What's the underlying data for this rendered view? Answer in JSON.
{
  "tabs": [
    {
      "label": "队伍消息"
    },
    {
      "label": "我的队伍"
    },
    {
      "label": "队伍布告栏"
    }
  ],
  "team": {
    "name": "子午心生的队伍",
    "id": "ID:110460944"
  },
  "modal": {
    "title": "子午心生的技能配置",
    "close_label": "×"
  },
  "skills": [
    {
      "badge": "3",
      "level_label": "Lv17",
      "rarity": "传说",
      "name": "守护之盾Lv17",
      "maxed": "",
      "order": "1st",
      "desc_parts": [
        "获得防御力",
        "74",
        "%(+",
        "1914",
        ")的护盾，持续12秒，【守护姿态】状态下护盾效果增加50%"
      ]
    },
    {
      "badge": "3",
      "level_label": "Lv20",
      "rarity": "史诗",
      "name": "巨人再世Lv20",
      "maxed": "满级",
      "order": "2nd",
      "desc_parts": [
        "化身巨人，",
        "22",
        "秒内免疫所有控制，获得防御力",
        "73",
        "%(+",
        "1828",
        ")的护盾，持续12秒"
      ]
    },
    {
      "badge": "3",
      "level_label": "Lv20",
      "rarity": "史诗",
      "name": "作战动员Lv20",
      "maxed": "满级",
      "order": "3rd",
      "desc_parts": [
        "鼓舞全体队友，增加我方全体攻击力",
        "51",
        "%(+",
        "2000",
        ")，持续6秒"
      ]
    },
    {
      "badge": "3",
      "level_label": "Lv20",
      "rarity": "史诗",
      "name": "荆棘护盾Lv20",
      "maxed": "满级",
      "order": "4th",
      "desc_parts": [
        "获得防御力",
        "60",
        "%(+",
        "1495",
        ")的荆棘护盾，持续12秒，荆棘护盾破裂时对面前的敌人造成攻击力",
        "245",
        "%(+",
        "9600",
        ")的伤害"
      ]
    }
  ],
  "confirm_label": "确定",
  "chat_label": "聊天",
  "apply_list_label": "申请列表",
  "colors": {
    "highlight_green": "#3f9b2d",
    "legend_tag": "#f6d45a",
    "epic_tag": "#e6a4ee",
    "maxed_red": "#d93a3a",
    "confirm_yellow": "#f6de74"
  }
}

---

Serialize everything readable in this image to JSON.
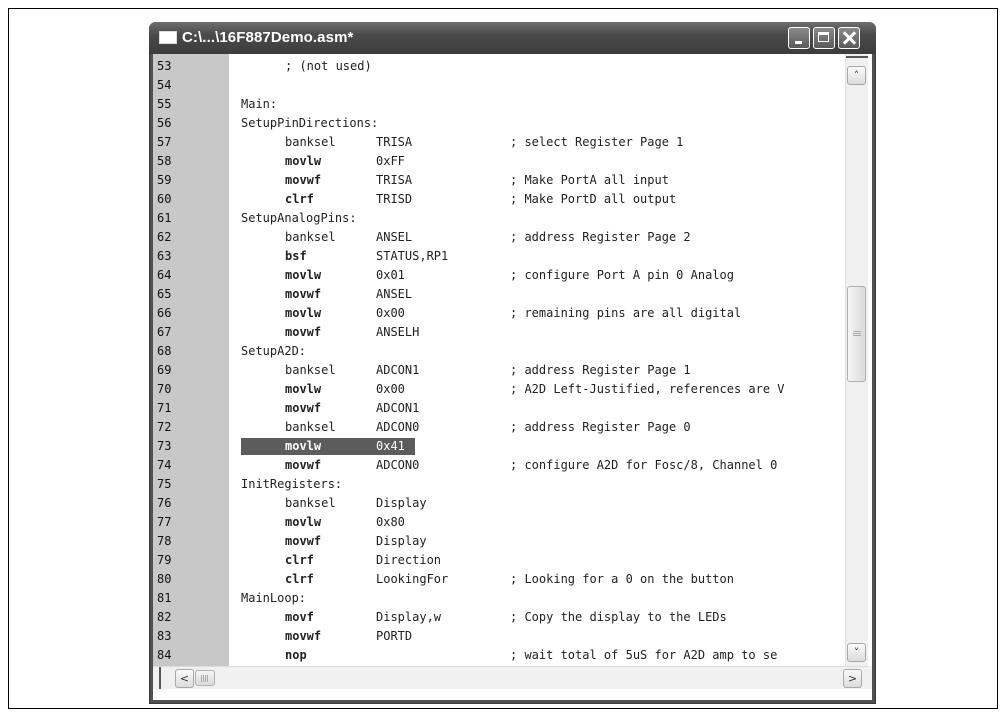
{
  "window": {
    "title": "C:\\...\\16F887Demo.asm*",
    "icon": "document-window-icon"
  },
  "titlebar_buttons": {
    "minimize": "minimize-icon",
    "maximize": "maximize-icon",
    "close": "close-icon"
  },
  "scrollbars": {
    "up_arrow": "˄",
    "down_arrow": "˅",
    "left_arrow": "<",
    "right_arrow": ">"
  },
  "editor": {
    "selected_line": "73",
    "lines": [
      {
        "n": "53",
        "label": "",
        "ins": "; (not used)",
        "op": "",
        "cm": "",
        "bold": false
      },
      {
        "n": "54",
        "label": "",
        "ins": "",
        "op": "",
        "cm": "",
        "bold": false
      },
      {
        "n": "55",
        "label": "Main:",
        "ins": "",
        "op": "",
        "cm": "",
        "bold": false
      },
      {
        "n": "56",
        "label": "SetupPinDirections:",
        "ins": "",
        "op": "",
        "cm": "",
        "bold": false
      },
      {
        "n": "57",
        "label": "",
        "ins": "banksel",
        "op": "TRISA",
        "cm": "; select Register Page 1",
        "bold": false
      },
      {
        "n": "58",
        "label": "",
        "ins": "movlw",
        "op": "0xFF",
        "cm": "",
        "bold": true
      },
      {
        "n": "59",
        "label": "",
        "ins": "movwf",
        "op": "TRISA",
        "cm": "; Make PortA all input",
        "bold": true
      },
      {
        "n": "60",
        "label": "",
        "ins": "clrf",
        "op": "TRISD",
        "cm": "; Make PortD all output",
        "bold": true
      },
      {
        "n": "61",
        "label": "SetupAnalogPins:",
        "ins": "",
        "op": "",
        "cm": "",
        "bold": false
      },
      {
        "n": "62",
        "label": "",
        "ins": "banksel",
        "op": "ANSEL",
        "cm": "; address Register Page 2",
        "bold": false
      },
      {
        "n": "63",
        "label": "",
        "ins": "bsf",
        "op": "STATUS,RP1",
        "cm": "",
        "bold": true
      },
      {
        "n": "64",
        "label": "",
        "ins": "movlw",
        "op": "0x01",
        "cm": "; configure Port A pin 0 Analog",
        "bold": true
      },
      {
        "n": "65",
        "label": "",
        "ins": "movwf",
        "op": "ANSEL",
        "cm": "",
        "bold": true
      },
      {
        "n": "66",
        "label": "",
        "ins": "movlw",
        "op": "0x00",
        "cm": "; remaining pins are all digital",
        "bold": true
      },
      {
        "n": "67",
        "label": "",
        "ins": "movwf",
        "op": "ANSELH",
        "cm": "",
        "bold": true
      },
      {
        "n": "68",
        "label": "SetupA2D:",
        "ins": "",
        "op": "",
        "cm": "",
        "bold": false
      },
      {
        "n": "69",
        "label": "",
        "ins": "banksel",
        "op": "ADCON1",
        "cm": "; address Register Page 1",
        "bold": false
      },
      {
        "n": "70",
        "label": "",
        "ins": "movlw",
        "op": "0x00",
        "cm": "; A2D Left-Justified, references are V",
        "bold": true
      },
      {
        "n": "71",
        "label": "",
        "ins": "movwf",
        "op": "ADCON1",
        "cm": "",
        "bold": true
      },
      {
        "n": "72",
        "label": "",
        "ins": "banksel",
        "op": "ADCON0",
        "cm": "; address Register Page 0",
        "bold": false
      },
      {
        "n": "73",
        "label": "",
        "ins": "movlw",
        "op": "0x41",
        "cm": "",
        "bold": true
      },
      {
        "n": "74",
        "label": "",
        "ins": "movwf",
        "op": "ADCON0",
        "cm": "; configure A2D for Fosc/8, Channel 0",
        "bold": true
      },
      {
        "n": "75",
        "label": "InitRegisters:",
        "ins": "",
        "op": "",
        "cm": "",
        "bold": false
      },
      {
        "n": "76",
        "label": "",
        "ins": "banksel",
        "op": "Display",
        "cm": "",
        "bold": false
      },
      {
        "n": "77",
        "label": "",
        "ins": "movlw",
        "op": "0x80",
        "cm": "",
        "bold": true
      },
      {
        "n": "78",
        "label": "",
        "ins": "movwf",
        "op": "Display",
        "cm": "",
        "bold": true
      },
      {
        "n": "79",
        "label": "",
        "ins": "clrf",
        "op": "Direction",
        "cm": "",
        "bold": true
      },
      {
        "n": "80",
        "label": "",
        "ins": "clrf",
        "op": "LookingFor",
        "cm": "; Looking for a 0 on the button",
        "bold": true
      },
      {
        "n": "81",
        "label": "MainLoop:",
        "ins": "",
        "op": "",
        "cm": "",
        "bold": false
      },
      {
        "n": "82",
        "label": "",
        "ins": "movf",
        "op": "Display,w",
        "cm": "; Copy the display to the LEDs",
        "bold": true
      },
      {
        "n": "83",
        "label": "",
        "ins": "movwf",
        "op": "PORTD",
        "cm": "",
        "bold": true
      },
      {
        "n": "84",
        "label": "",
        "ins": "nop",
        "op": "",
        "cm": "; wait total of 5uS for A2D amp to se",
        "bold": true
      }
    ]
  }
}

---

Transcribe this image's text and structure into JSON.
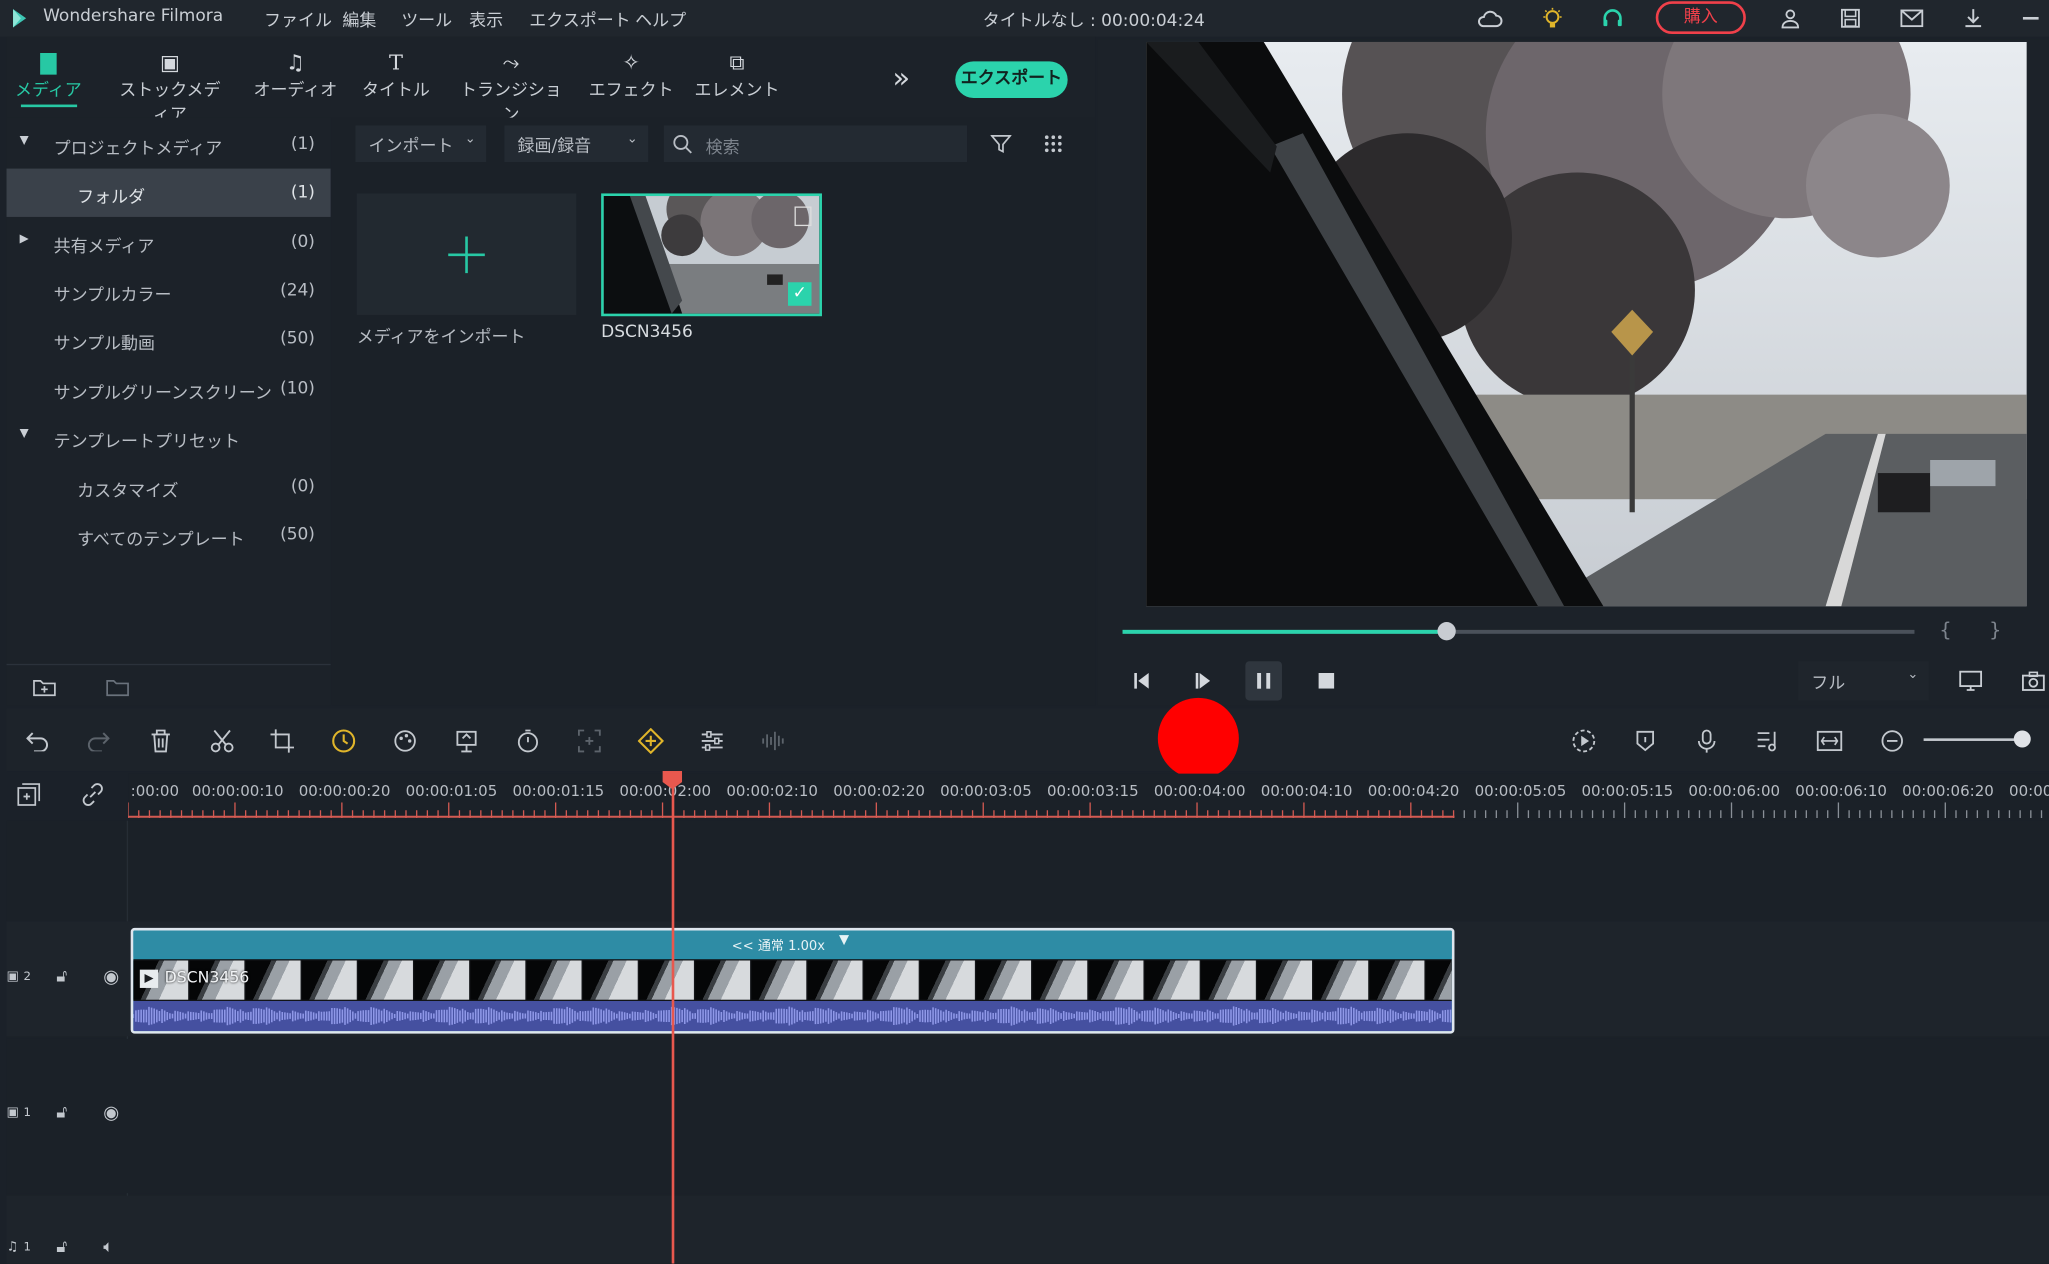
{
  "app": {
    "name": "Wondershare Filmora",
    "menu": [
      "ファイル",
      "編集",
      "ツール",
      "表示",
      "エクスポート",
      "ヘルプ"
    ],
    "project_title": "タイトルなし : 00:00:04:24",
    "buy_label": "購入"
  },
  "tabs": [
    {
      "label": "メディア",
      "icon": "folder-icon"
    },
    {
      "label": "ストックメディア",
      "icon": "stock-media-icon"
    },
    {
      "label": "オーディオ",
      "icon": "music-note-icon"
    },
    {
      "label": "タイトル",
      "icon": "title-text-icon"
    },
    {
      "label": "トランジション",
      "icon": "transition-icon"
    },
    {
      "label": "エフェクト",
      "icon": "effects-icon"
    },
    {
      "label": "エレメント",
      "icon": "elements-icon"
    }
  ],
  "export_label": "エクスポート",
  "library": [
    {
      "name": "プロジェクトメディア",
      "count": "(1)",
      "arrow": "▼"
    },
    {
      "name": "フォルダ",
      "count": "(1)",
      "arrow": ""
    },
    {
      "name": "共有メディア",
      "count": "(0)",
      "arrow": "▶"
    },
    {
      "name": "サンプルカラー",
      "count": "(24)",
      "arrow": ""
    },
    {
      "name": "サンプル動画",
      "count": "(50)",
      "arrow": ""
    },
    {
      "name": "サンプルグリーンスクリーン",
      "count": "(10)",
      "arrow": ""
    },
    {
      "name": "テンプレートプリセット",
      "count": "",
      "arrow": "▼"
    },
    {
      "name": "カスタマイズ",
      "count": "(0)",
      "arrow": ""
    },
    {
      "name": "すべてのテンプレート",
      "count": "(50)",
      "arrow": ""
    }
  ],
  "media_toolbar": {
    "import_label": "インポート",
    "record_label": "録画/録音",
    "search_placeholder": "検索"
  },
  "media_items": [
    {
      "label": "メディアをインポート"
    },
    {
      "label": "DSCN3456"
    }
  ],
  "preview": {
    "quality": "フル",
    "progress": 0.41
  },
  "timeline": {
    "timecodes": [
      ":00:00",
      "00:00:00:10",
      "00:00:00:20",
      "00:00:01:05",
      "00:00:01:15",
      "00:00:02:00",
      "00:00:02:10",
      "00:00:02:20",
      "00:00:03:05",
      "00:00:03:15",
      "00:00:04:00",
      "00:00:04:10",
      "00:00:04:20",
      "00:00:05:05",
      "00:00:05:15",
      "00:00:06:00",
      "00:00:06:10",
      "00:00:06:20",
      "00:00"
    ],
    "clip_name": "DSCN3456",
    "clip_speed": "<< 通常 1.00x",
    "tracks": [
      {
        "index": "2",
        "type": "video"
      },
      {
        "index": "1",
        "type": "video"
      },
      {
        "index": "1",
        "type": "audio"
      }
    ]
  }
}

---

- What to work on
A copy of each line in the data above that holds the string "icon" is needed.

- Answer section
    "icon": "document-window-icon"
    "minimize": "minimize-icon",
    "maximize": "maximize-icon",
    "close": "close-icon"
      "icon": "folder-icon"
      "icon": "stock-media-icon"
      "icon": "music-note-icon"
      "icon": "title-text-icon"
      "icon": "transition-icon"
      "icon": "effects-icon"
      "icon": "elements-icon"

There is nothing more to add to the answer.